TASK ITEM: Within the data below, count the lines that include "icon" and give only the count.

#### MATERIAL TO PROCESS ####

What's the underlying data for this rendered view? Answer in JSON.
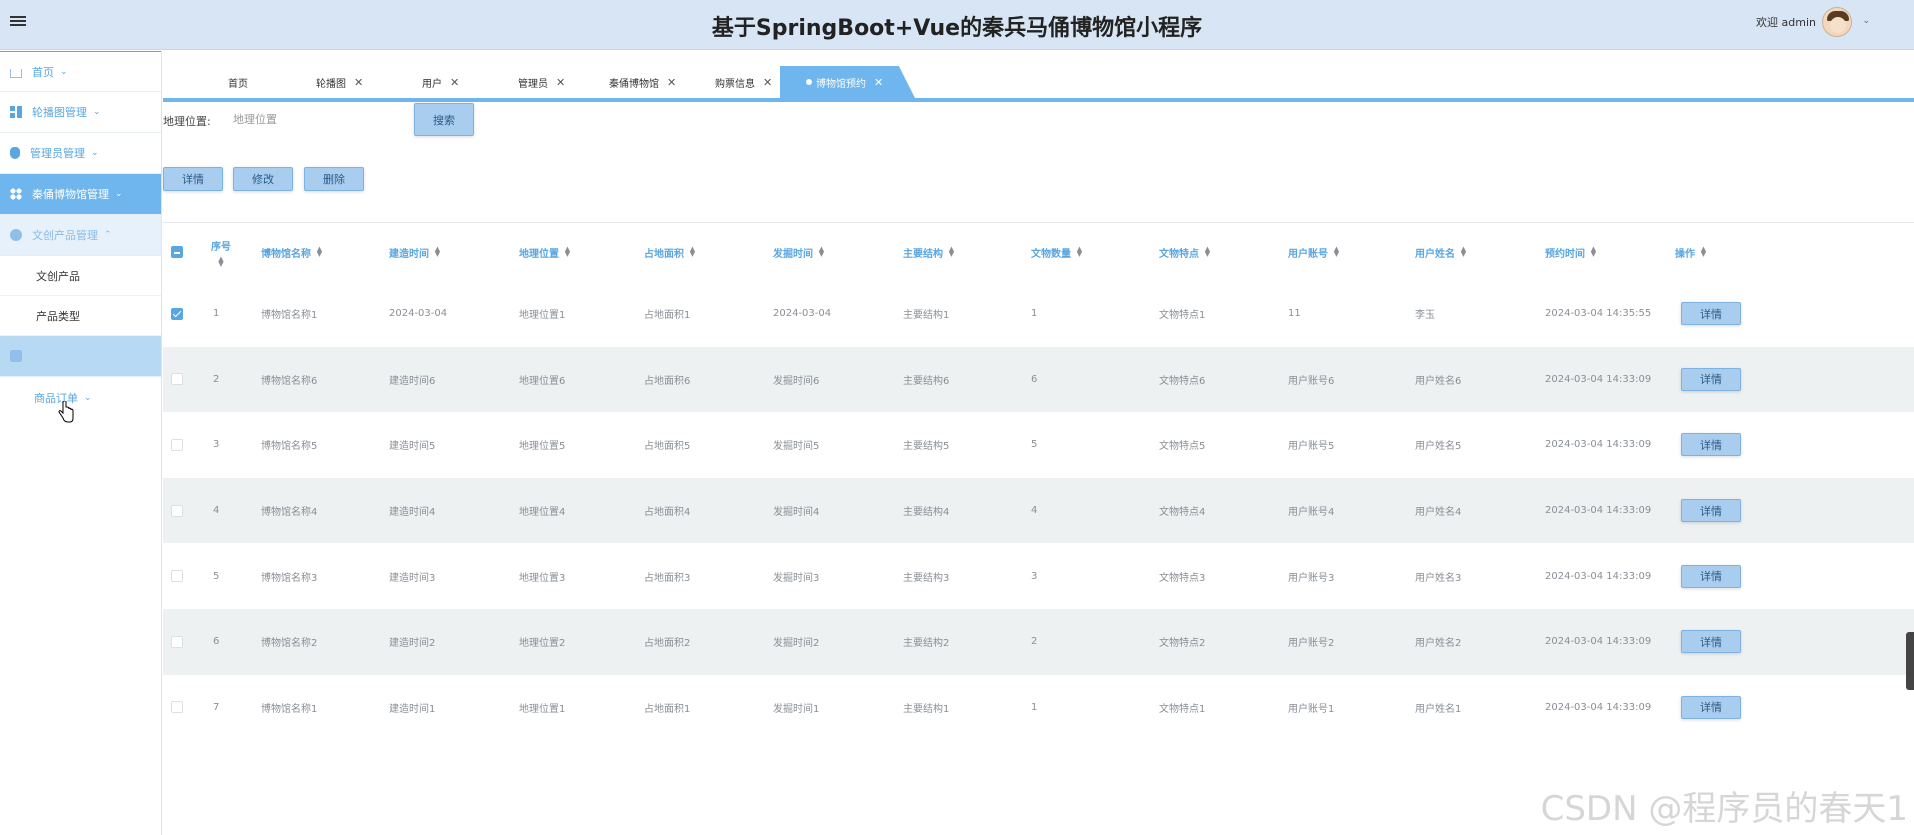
{
  "header": {
    "title": "基于SpringBoot+Vue的秦兵马俑博物馆小程序",
    "welcome": "欢迎 admin"
  },
  "sidebar": {
    "items": [
      {
        "label": "首页",
        "icon": "home-icon"
      },
      {
        "label": "轮播图管理",
        "icon": "grid-icon"
      },
      {
        "label": "管理员管理",
        "icon": "mouse-icon"
      },
      {
        "label": "秦俑博物馆管理",
        "icon": "apps-icon"
      },
      {
        "label": "文创产品管理",
        "icon": "circle-icon"
      }
    ],
    "subitems": [
      "文创产品",
      "产品类型"
    ],
    "hidden_item_icon": "square-icon",
    "order_item": "商品订单"
  },
  "tabs": [
    {
      "label": "首页"
    },
    {
      "label": "轮播图"
    },
    {
      "label": "用户"
    },
    {
      "label": "管理员"
    },
    {
      "label": "秦俑博物馆"
    },
    {
      "label": "购票信息"
    },
    {
      "label": "博物馆预约"
    }
  ],
  "search": {
    "label": "地理位置:",
    "placeholder": "地理位置",
    "button": "搜索"
  },
  "actions": {
    "detail": "详情",
    "edit": "修改",
    "delete": "删除"
  },
  "table": {
    "columns": [
      "序号",
      "博物馆名称",
      "建造时间",
      "地理位置",
      "占地面积",
      "发掘时间",
      "主要结构",
      "文物数量",
      "文物特点",
      "用户账号",
      "用户姓名",
      "预约时间",
      "操作"
    ],
    "rows": [
      {
        "checked": true,
        "cells": [
          "1",
          "博物馆名称1",
          "2024-03-04",
          "地理位置1",
          "占地面积1",
          "2024-03-04",
          "主要结构1",
          "1",
          "文物特点1",
          "11",
          "李玉",
          "2024-03-04 14:35:55"
        ],
        "action": "详情"
      },
      {
        "checked": false,
        "cells": [
          "2",
          "博物馆名称6",
          "建造时间6",
          "地理位置6",
          "占地面积6",
          "发掘时间6",
          "主要结构6",
          "6",
          "文物特点6",
          "用户账号6",
          "用户姓名6",
          "2024-03-04 14:33:09"
        ],
        "action": "详情"
      },
      {
        "checked": false,
        "cells": [
          "3",
          "博物馆名称5",
          "建造时间5",
          "地理位置5",
          "占地面积5",
          "发掘时间5",
          "主要结构5",
          "5",
          "文物特点5",
          "用户账号5",
          "用户姓名5",
          "2024-03-04 14:33:09"
        ],
        "action": "详情"
      },
      {
        "checked": false,
        "cells": [
          "4",
          "博物馆名称4",
          "建造时间4",
          "地理位置4",
          "占地面积4",
          "发掘时间4",
          "主要结构4",
          "4",
          "文物特点4",
          "用户账号4",
          "用户姓名4",
          "2024-03-04 14:33:09"
        ],
        "action": "详情"
      },
      {
        "checked": false,
        "cells": [
          "5",
          "博物馆名称3",
          "建造时间3",
          "地理位置3",
          "占地面积3",
          "发掘时间3",
          "主要结构3",
          "3",
          "文物特点3",
          "用户账号3",
          "用户姓名3",
          "2024-03-04 14:33:09"
        ],
        "action": "详情"
      },
      {
        "checked": false,
        "cells": [
          "6",
          "博物馆名称2",
          "建造时间2",
          "地理位置2",
          "占地面积2",
          "发掘时间2",
          "主要结构2",
          "2",
          "文物特点2",
          "用户账号2",
          "用户姓名2",
          "2024-03-04 14:33:09"
        ],
        "action": "详情"
      },
      {
        "checked": false,
        "cells": [
          "7",
          "博物馆名称1",
          "建造时间1",
          "地理位置1",
          "占地面积1",
          "发掘时间1",
          "主要结构1",
          "1",
          "文物特点1",
          "用户账号1",
          "用户姓名1",
          "2024-03-04 14:33:09"
        ],
        "action": "详情"
      }
    ]
  },
  "watermark": "CSDN @程序员的春天1",
  "colors": {
    "accent": "#6fb5ee",
    "header_bg": "#d7e5f4",
    "stripe": "#eef1f2"
  }
}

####

EXERCISE RESPONSE: 6